Over the past month or so I have been a little obsessed with the children of Odysseus. We’ve looked at the children attributed to him from Penelope (yes, there’s more than one) and Kirkê. There’s a range of additional children—a handful from various princesses, and a pair from Kalypso.

Hesiod names the sons of Kalypso at the end of the Theogony:

“Kalypso the shining goddess gave birth as well to Nausithoos
And Nausinoos after having lovely sex with Odysseus.”

Ναυσίθοον δ’ ᾿Οδυσῆι Καλυψὼ δῖα θεάων
γείνατο Ναυσίνοόν τε μιγεῖσ’ ἐρατῇ φιλότητι.

The Byzantine scholar Eustathius records this genealogical information alongside other fantastic bits, calling them “extraordinary and empty titillation” (περιττὰ ταῦτα καὶ κενὴ μοχθηρία, Commentarii ad Homeri Od 2.117). Apart from Hesiod and Eustathius’ citation of the Theogony, there is no other mention of Nausinoos in extant Greek literature.

Both names are ‘speaking names’ for sea people (“Swift-Ship” and “Ship-Minded”) which are echoed in the name of the Phaeacian Princess Nausikaa. It seems entirely possible that the pair are simply ancient place-holders for children rather than indicating actual mythical traditions. And yet, Homer has Phaeacian Nausithoos in the Odyssey.

Continue reading “The Sons of Odysseus, Part 5: Kalypso’s Brood”

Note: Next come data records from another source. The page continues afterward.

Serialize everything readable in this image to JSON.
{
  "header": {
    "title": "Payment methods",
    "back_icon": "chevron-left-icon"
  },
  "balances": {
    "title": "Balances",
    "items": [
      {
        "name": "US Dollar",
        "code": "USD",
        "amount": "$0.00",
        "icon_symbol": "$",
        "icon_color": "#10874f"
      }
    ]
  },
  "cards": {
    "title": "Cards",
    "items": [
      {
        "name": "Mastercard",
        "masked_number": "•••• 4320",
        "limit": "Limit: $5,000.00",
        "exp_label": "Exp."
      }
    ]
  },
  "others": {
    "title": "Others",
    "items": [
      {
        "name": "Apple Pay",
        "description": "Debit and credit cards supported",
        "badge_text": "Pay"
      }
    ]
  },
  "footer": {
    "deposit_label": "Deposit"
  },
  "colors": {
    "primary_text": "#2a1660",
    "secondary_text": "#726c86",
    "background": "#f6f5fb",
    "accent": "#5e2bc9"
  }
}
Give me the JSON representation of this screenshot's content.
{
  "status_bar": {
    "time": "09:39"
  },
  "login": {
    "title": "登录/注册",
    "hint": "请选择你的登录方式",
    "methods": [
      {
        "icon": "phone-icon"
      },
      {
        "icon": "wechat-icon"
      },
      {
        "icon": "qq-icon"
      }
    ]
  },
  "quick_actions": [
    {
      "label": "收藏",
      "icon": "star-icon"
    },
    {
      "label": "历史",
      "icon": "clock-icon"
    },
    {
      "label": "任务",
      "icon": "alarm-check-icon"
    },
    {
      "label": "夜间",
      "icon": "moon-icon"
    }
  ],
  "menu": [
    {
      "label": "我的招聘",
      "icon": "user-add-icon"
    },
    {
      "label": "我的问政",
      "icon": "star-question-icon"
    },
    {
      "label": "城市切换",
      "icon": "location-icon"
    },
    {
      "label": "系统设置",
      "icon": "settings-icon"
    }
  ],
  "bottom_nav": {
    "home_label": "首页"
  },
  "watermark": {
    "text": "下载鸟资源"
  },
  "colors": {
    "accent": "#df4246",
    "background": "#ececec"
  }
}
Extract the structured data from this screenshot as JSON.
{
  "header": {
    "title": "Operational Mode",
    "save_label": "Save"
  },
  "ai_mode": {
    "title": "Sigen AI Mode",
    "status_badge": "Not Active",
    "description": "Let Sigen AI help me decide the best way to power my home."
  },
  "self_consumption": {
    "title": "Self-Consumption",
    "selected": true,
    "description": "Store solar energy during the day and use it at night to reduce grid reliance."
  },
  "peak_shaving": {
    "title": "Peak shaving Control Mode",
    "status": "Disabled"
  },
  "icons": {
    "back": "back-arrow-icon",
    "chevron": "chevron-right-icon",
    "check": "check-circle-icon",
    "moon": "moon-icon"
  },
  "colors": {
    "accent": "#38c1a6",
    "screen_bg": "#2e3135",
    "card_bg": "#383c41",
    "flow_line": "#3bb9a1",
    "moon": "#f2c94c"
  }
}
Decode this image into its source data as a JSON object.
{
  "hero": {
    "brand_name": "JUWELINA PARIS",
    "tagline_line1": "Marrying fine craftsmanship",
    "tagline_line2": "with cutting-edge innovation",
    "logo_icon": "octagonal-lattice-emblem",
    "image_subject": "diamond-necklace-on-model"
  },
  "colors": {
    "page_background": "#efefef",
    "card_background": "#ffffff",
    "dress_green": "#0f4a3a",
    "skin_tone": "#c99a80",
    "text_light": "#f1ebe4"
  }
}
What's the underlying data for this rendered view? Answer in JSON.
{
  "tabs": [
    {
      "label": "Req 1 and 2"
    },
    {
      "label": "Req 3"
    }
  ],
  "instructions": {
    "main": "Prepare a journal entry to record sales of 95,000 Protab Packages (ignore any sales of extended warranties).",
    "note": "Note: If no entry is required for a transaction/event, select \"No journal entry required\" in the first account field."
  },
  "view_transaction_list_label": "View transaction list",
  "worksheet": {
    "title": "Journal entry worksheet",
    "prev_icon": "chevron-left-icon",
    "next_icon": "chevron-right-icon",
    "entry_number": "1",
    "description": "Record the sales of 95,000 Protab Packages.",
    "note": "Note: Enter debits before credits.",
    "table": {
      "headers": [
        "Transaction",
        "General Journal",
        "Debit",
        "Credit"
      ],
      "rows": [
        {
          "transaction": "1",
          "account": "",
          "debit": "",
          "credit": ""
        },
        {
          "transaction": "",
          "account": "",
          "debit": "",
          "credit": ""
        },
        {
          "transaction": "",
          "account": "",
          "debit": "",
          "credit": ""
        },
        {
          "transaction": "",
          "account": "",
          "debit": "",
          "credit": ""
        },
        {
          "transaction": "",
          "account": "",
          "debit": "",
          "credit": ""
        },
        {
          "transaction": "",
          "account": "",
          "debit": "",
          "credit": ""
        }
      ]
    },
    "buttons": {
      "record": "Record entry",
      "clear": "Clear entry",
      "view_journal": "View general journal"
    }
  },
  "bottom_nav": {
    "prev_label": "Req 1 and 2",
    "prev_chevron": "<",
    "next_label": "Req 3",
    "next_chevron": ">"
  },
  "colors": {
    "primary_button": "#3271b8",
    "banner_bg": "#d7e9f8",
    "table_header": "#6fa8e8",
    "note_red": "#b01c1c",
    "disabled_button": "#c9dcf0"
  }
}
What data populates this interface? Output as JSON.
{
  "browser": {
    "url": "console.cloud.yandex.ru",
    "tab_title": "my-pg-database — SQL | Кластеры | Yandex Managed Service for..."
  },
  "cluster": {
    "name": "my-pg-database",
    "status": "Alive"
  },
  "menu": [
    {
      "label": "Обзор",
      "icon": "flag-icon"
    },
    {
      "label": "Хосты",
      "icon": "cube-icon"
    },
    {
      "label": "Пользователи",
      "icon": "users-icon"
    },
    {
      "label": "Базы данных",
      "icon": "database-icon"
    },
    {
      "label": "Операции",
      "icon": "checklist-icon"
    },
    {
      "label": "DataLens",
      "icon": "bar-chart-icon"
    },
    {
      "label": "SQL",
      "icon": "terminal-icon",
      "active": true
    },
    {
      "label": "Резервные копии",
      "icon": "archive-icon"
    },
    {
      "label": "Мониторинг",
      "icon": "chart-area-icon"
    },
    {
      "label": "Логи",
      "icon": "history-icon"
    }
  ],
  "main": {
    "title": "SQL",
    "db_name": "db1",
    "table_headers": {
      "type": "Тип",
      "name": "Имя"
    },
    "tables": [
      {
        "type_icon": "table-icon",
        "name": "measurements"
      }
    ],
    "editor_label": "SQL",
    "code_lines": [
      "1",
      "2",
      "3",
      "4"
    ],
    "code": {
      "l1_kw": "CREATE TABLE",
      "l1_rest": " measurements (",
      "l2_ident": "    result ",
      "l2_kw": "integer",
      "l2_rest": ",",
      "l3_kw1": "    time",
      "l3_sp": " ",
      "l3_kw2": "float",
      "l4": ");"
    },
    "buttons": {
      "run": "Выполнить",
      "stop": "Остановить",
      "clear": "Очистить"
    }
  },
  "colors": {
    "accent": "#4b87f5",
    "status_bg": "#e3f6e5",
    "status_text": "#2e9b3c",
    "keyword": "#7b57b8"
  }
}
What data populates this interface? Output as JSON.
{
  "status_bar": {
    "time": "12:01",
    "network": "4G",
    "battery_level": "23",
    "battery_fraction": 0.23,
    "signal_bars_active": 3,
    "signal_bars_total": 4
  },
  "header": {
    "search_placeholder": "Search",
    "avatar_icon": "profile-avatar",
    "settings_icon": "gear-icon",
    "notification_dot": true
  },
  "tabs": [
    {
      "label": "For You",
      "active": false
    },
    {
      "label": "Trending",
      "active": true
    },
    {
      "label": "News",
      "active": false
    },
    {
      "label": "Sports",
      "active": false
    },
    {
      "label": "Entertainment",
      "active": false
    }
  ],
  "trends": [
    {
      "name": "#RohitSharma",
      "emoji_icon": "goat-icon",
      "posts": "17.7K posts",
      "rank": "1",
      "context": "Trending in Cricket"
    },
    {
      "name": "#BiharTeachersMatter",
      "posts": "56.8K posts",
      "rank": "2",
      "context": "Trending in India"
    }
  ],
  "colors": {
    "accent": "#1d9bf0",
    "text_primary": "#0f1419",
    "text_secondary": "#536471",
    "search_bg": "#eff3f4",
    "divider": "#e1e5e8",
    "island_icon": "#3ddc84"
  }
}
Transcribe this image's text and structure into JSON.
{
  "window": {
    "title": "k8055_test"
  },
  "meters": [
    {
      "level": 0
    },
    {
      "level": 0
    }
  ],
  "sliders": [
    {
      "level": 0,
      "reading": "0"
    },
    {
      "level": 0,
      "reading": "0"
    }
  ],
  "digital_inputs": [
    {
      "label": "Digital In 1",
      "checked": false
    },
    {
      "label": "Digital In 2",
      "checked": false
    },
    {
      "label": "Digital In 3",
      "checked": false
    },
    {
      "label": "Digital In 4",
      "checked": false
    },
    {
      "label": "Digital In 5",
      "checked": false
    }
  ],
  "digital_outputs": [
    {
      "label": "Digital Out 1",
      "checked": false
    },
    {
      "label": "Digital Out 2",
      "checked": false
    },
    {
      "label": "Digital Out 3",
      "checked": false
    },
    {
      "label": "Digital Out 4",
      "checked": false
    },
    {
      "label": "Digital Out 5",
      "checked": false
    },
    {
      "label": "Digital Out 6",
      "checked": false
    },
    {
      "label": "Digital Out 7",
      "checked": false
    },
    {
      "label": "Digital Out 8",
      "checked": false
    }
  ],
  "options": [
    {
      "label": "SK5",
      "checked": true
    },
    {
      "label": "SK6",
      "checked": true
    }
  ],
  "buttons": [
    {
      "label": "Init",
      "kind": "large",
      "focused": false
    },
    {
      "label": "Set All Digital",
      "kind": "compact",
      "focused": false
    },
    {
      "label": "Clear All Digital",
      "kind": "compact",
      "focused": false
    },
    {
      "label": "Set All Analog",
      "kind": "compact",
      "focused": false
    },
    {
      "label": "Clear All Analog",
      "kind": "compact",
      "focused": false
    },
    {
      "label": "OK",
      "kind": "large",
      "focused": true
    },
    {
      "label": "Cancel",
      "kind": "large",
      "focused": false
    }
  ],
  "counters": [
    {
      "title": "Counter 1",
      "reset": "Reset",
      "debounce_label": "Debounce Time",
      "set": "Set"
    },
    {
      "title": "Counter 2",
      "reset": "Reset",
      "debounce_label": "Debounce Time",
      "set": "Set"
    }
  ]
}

The Sons of Odysseus, Part 1: Evidence from Hesiod, Eustathius and Dionysus of Halicarnassos

Odysseus is said to have heard a prophecy that he would be killed by his son. So, according to some (Dictys, Hyginus) he sent Telemachus away. But what Odysseus didn’t know, allegedly, is that it had more than one son. How many? That depends on whom you believe.

What is really in Kirke's cup?
What is really in Kirke’s cup?

I got a bit obsessive about this a few weeks ago and came up with a list of the named sons of Odysseus. Obviously, the full number I have is a little mess up: some names point to the same ‘individuals’. But here’s the list, 17 names for sons (for, I think, 13 individuals) and a daughter:

Telemakhos and Arkesilaos/Ptoliporthes (Penelope) [Eustathius/Pausanias]
Agrios, Latinus and Telegonos (Kirke [Hesiod]) or Auson [Lykophron]
Rhomos, Antias, Ardeas (Kirke) [Dionysus of Halicarnassos]
Nausithoos and Nausinoos (Kalypso) [Hesiod]
Leontophron or Dorukles or Euryalos (Euippê, Epirote Princess) [Eustathius]
Polypoitês (Kallidikê, Thesprotian Princess) [Proklos]
Leontophronos (Daughter of Thoas, Aitolian Princess) [Apollodoros]

And one daughter:
Kassiphone (Kirke) [Lykophron]

Now, it is fair to note that much of the attestation for these children is later. But, with the exception of Lykophron (and more on him later), these are not authors who seem to be in the habit of making things up. For the sake of pure joy, though, I will give a basic summary today, and then start presenting the additional evidence for specific names over the next few weeks.
Continue reading “The Sons of Odysseus, Part 1: Evidence from Hesiod, Eustathius and Dionysus of Halicarnassos”